But what does this mean for the homeless individuals who frequently take refuge there? It’s not uncommon for urban renovation projects like this to result in negative consequences for people who are homeless, and to further escalate the criminalization of homelessness. From this perspective, homeless populations are seen as more of an “eyesore” and a nuisance than as human beings who need housing and help.
Alice McGuire Massie, president of the Monroe Park Advisory Council, the body officially in charge of the renovation project, was quoted in the RTD article as saying that “the renovation should address concerns about park safety but is not intended to move the homeless elsewhere.” Massie also emphasized that “the renovation is for anybody and everybody,” and the goal is to “raise the quality of life to a higher standard.”
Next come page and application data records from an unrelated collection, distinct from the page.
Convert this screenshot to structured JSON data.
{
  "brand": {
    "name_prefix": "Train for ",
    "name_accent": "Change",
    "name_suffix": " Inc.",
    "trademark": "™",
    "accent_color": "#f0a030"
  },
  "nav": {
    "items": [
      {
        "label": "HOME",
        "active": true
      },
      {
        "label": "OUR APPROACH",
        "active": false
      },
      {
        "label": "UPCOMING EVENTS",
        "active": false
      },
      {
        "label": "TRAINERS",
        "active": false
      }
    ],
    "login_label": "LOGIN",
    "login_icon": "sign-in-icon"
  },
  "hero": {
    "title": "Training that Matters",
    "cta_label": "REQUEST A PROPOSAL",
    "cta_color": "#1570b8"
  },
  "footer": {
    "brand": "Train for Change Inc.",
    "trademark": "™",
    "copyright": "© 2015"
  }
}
However, in the same article, City Councilman Charles R. Samuels said he’s trying to encourage feeding and other homeless-outreach efforts to be redirected to the Conrad Center in Richmond’s East End or to other nonprofit service locations.
This may be the beginning of the end of the homeless population in Monroe Park. Once construction begins, people who are homeless will be forced to relocate at least temporarily. And once the new park has opened to the public, it’s likely that they will be “strenuously discouraged” from returning.
I’m all for the renovation of Monroe Park. But we all need to make sure that these homeless human beings are not just pushed to the side and forgotten for the sake of cosmetic improvement.
What do you think?